EPA officers say the AQI is essentially a yardstick that runs from 0 to 500. The higher the AQI value, the greater the level of air pollution and the greater the health concern.

The data will be updated on the DHEC ozone forecast page or the Environmental Protection Agency’s (EPA) at AirNow and you can also sign up for ozone and other air quality e-mails using the free EnviorFlash service.

DHEC officials said the ozone forecasts will help residents plan outdoor activities safely. High ozone can be harmful to vulnerable groups like children, the elderly, and those with respiratory issues.

“High ozone concentrations generally occur on hot, sunny days in the spring and summer when the air is stagnant and the sun’s rays shine more directly on the earth’s surface,” said Rhonda Thompson, chief of DHEC’s Bureau of Air Quality. “We issue our daily ozone forecasts to help South Carolinians make healthy decisions about outdoor activities during the summer when we feel the most impacts from ozone.”

When the ozone forecasts are high, administrators recommend residents modify plans for outdoor activities such as lunch, recess, and physical education classes and only plan outdoor activities when the ozone levels are lower and usually in the morning or evening.

“During our ozone forecasting season, we also like to remind South Carolinians of the ways they can help reduce ozone pollution,” said Greg Quina, Air Quality Modeling Section Manager with DHEC’s Bureau of Air Quality. 

According to DHEC scientists, South Carolinians can do their part in reducing ozone pollution:

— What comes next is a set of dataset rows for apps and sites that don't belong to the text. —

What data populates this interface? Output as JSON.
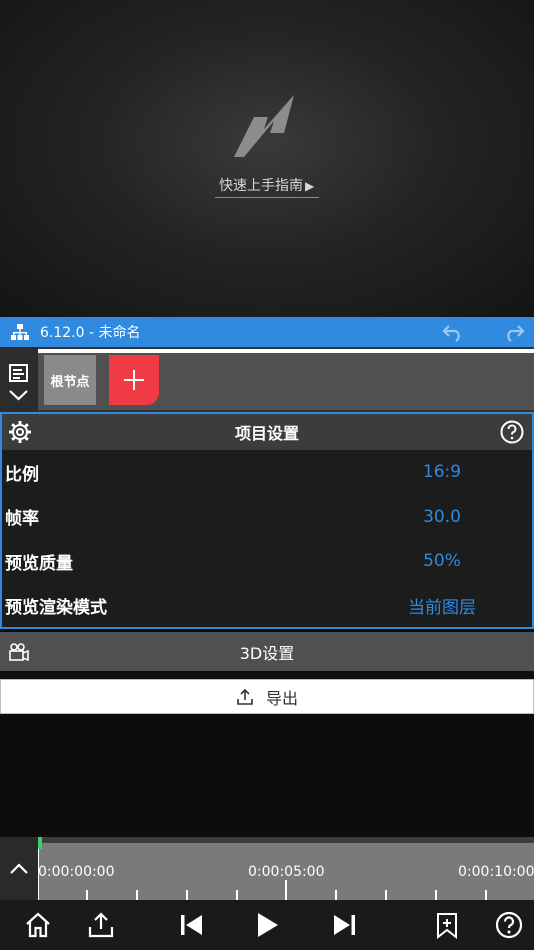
{
  "preview": {
    "guide_label": "快速上手指南",
    "guide_arrow": "▶"
  },
  "titlebar": {
    "title": "6.12.0 - 未命名",
    "icons": [
      "hierarchy-icon",
      "undo-icon",
      "redo-icon"
    ]
  },
  "nodes": {
    "root_label": "根节点",
    "add_icon": "plus-icon",
    "menu_icon": "list-collapse-icon"
  },
  "project_settings": {
    "title": "项目设置",
    "rows": [
      {
        "label": "比例",
        "value": "16:9"
      },
      {
        "label": "帧率",
        "value": "30.0"
      },
      {
        "label": "预览质量",
        "value": "50%"
      },
      {
        "label": "预览渲染模式",
        "value": "当前图层"
      }
    ]
  },
  "settings_3d": {
    "label": "3D设置"
  },
  "export": {
    "label": "导出"
  },
  "timeline": {
    "time_labels": [
      "0:00:00:00",
      "0:00:05:00",
      "0:00:10:00"
    ]
  },
  "colors": {
    "accent": "#2f8ae0",
    "add_button": "#f03a45",
    "playhead": "#38d26a"
  }
}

  • Drive less (alternative work schedules, telecommuting, Shopping by phone, mail, or the Internet, and have a healthier commute by walking or biking to your destination)
  • Drive smart (Do not idle your vehicle, Slowly increase your car's speed and use cruise control on the highway, Trip-Chaining, which combines several errands into a single trip, Obey the speed limit. It saves gas and reduces greenhouse gas emissions, Keep your vehicle tuned up and your tires properly inflated. Both help save gasoline and improve air quality, as well as make your car safer, do not top off gas tank.)
  • Use air-friendly products ( Select water-based solvents, use water based paints, paint with brush instead of sprayer, store solvents like paint thinners in airtight containers, use reel or electric lawn mower and other non-gas-powered equipment such as edgers)
Marcus Flowers is an award-winning content producer who specializes in various topics.